▶ PROBLEM DETAILS:
Filter the lines below, copying only those with the string "メルカリ".

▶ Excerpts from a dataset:
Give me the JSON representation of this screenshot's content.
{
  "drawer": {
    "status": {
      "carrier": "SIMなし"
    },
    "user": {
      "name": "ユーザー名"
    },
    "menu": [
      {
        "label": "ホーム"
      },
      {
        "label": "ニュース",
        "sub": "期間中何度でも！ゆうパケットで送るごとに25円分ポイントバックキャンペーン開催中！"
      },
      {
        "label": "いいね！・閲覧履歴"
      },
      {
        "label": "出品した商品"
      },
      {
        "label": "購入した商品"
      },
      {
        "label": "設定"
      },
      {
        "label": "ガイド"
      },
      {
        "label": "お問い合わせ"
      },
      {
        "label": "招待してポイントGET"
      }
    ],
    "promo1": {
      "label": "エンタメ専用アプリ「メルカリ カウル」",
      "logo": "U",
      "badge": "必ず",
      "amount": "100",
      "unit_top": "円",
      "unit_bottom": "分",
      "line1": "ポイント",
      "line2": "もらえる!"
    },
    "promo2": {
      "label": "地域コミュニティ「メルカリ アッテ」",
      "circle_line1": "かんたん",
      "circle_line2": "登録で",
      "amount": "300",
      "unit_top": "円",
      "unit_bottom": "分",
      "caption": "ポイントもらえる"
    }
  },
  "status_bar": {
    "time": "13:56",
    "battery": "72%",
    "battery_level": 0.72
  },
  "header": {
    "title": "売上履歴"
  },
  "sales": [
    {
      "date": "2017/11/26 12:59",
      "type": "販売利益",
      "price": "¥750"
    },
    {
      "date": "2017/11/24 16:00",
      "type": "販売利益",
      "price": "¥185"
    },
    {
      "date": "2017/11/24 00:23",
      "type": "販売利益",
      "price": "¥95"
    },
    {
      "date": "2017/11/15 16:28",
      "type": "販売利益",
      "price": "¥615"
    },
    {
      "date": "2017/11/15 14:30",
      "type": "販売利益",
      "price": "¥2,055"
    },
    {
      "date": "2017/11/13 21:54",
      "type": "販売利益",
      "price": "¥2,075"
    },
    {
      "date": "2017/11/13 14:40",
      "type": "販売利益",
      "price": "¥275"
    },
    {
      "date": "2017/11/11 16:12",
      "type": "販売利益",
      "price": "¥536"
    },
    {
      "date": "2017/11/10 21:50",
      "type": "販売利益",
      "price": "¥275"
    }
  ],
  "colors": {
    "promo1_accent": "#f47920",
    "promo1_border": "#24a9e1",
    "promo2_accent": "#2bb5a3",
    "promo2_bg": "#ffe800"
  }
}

▶ RESPONSE FOR THIS EXERCISE:
      "label": "エンタメ専用アプリ「メルカリ カウル」",
      "label": "地域コミュニティ「メルカリ アッテ」",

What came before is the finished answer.